What you need to do
Pick each line containing the word "home" out of the data below.

Input data

───

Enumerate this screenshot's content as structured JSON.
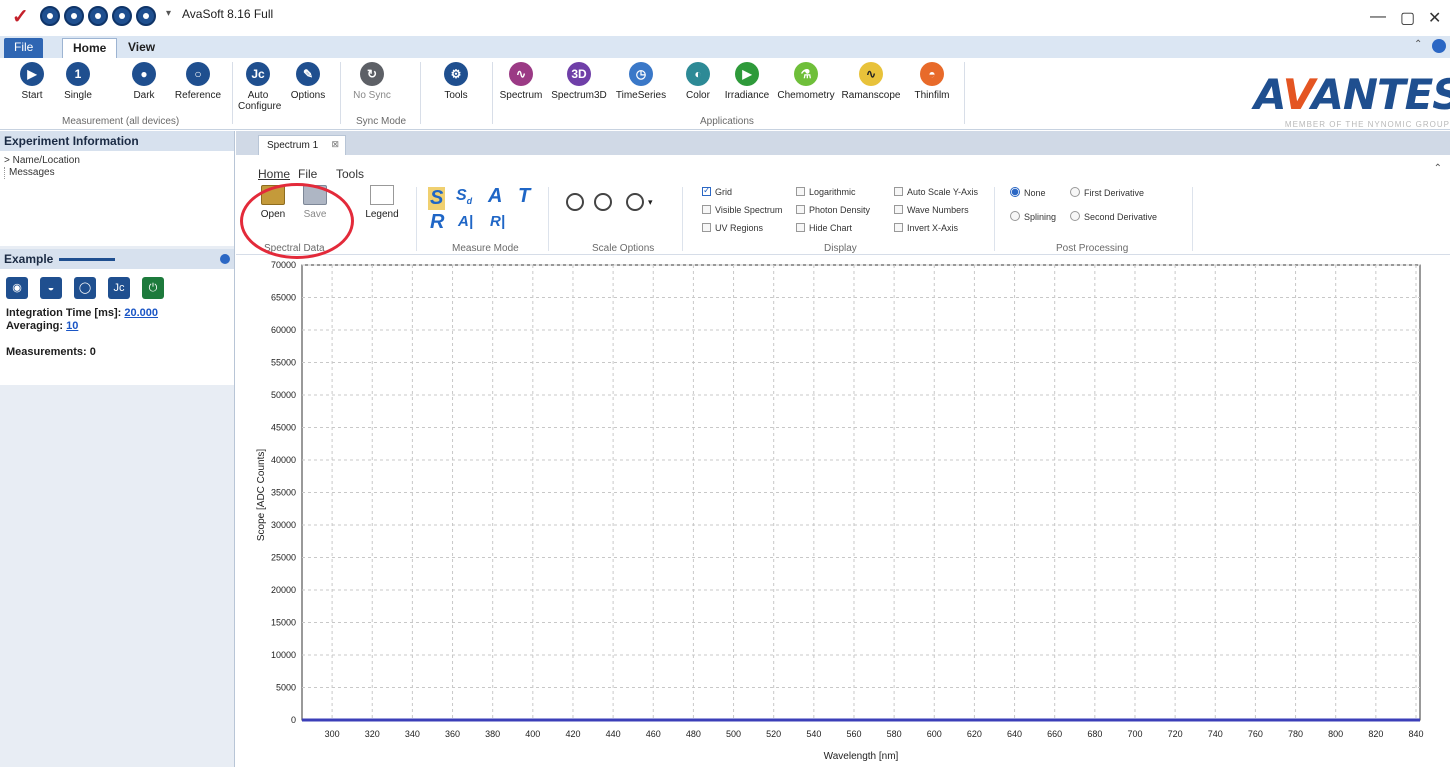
{
  "window": {
    "title": "AvaSoft 8.16 Full",
    "controls": {
      "minimize": "—",
      "restore": "▢",
      "close": "✕"
    }
  },
  "menu": {
    "file": "File",
    "home": "Home",
    "view": "View"
  },
  "ribbon": {
    "measurement": {
      "start": "Start",
      "single": "Single",
      "dark": "Dark",
      "reference": "Reference",
      "group": "Measurement (all devices)"
    },
    "auto_configure": "Auto\nConfigure",
    "options": "Options",
    "sync": {
      "no_sync": "No Sync",
      "group": "Sync Mode"
    },
    "tools": "Tools",
    "applications": {
      "items": [
        "Spectrum",
        "Spectrum3D",
        "TimeSeries",
        "Color",
        "Irradiance",
        "Chemometry",
        "Ramanscope",
        "Thinfilm"
      ],
      "group": "Applications"
    }
  },
  "logo": {
    "brand_a": "A",
    "brand_v": "V",
    "brand_rest": "ANTES",
    "tagline": "MEMBER OF THE NYNOMIC GROUP"
  },
  "experiment": {
    "title": "Experiment Information",
    "tree": [
      "> Name/Location",
      "Messages"
    ]
  },
  "example": {
    "title": "Example",
    "integration_label": "Integration Time [ms]: ",
    "integration_value": "20.000",
    "averaging_label": "Averaging: ",
    "averaging_value": "10",
    "measurements": "Measurements: 0"
  },
  "document": {
    "tab": "Spectrum 1",
    "subtabs": {
      "home": "Home",
      "file": "File",
      "tools": "Tools"
    },
    "spectral": {
      "open": "Open",
      "save": "Save",
      "legend": "Legend",
      "group": "Spectral Data"
    },
    "measure_mode": {
      "group": "Measure Mode"
    },
    "scale": {
      "group": "Scale Options"
    },
    "display": {
      "grid": "Grid",
      "visible_spectrum": "Visible Spectrum",
      "uv_regions": "UV Regions",
      "logarithmic": "Logarithmic",
      "photon_density": "Photon Density",
      "hide_chart": "Hide Chart",
      "auto_scale": "Auto Scale Y-Axis",
      "wave_numbers": "Wave Numbers",
      "invert_x": "Invert X-Axis",
      "group": "Display"
    },
    "post": {
      "none": "None",
      "first_derivative": "First Derivative",
      "splining": "Splining",
      "second_derivative": "Second Derivative",
      "group": "Post Processing"
    }
  },
  "chart_data": {
    "type": "line",
    "xlabel": "Wavelength [nm]",
    "ylabel": "Scope [ADC Counts]",
    "xlim": [
      285,
      842
    ],
    "ylim": [
      0,
      70000
    ],
    "xticks": [
      300,
      320,
      340,
      360,
      380,
      400,
      420,
      440,
      460,
      480,
      500,
      520,
      540,
      560,
      580,
      600,
      620,
      640,
      660,
      680,
      700,
      720,
      740,
      760,
      780,
      800,
      820,
      840
    ],
    "yticks": [
      0,
      5000,
      10000,
      15000,
      20000,
      25000,
      30000,
      35000,
      40000,
      45000,
      50000,
      55000,
      60000,
      65000,
      70000
    ],
    "grid": true,
    "series": [
      {
        "color": "#3b3fb8",
        "x": [
          285,
          842
        ],
        "y": [
          0,
          0
        ]
      }
    ]
  }
}
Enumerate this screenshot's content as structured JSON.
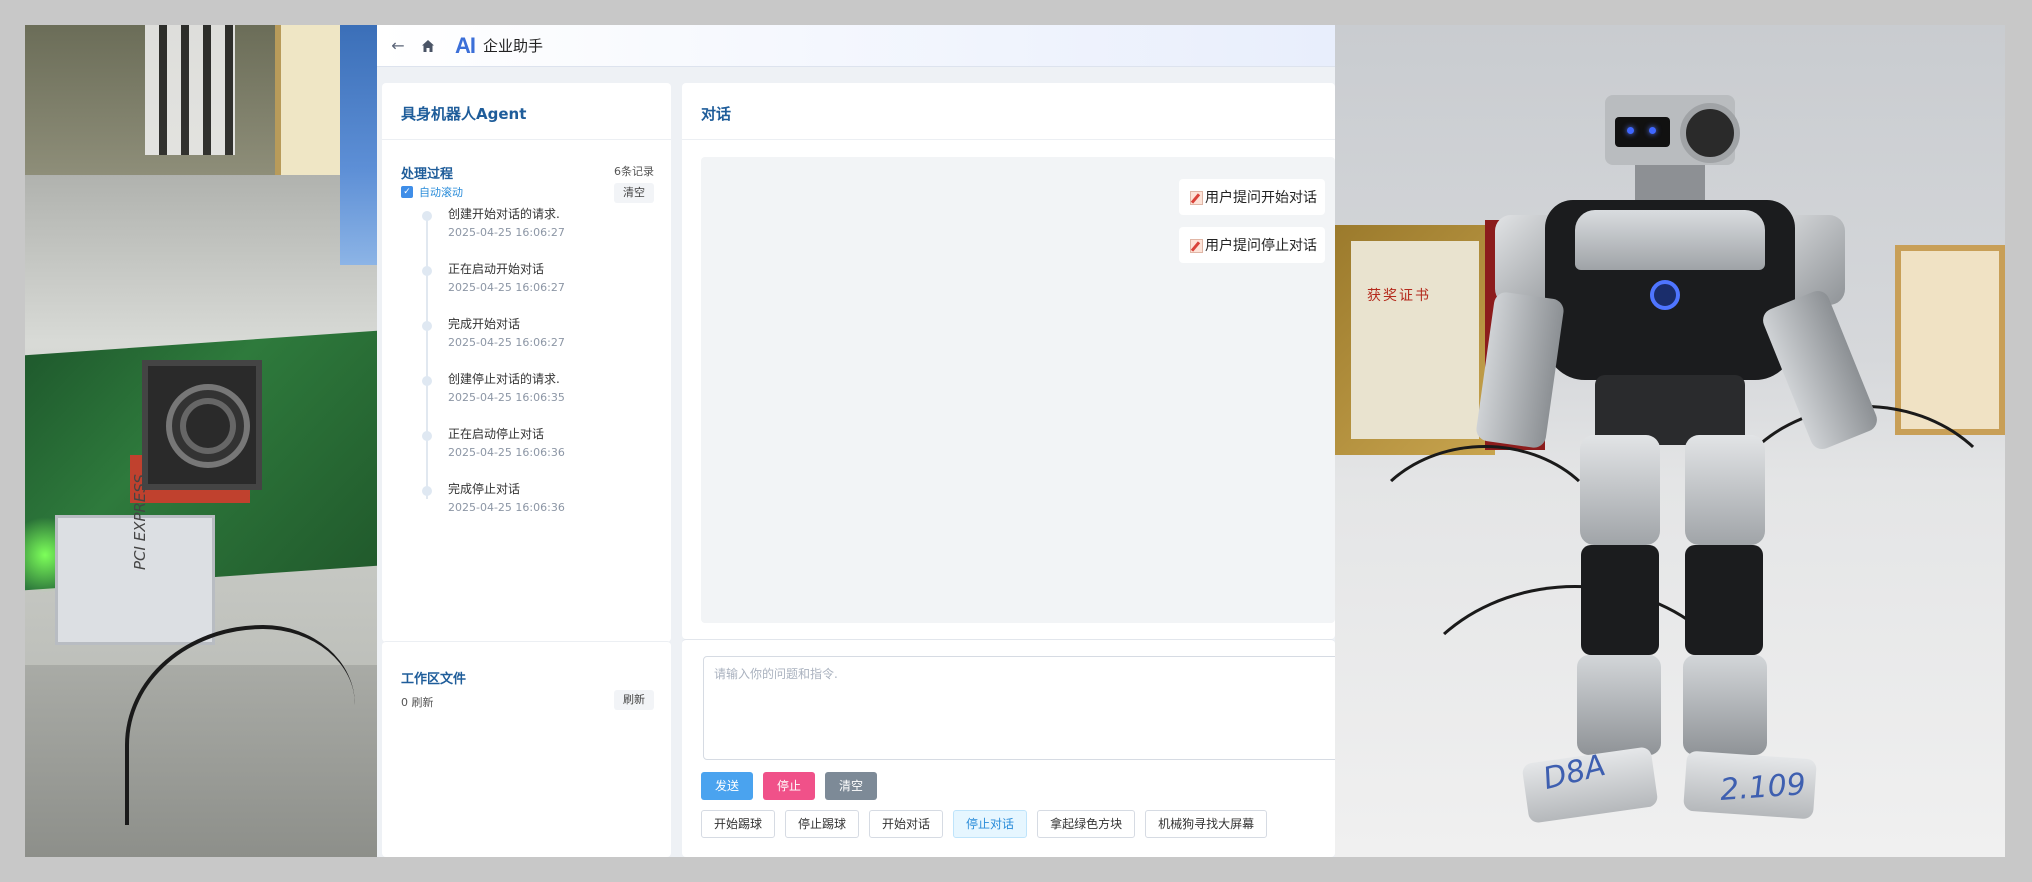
{
  "topbar": {
    "back_icon": "arrow-left-icon",
    "home_icon": "home-icon",
    "logo": "AI",
    "title": "企业助手"
  },
  "left_panel": {
    "title": "具身机器人Agent",
    "process_title": "处理过程",
    "record_count": "6条记录",
    "autoscroll_label": "自动滚动",
    "autoscroll_checked": true,
    "clear_label": "清空",
    "timeline": [
      {
        "text": "创建开始对话的请求.",
        "time": "2025-04-25 16:06:27"
      },
      {
        "text": "正在启动开始对话",
        "time": "2025-04-25 16:06:27"
      },
      {
        "text": "完成开始对话",
        "time": "2025-04-25 16:06:27"
      },
      {
        "text": "创建停止对话的请求.",
        "time": "2025-04-25 16:06:35"
      },
      {
        "text": "正在启动停止对话",
        "time": "2025-04-25 16:06:36"
      },
      {
        "text": "完成停止对话",
        "time": "2025-04-25 16:06:36"
      }
    ],
    "workspace_title": "工作区文件",
    "workspace_count": "0 刷新",
    "refresh_label": "刷新"
  },
  "chat": {
    "title": "对话",
    "messages": [
      {
        "text": "用户提问开始对话"
      },
      {
        "text": "用户提问停止对话"
      }
    ],
    "input_placeholder": "请输入你的问题和指令.",
    "send_label": "发送",
    "stop_label": "停止",
    "clear_label": "清空",
    "quick_actions": [
      "开始踢球",
      "停止踢球",
      "开始对话",
      "停止对话",
      "拿起绿色方块",
      "机械狗寻找大屏幕"
    ],
    "active_quick_action": "停止对话"
  },
  "photos": {
    "left_card_label": "PCI EXPRESS",
    "right_certificate_title": "获奖证书",
    "right_foot_text_left": "D8A",
    "right_foot_text_right": "2.109"
  },
  "colors": {
    "accent_blue": "#1f5d9a",
    "send": "#4aa3ef",
    "stop": "#f05189",
    "clear": "#7d8a97",
    "active_quick": "#e6f6ff"
  }
}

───

Written reply
    "home": "Home",
      "home": "Home",
    "home_icon": "home-icon",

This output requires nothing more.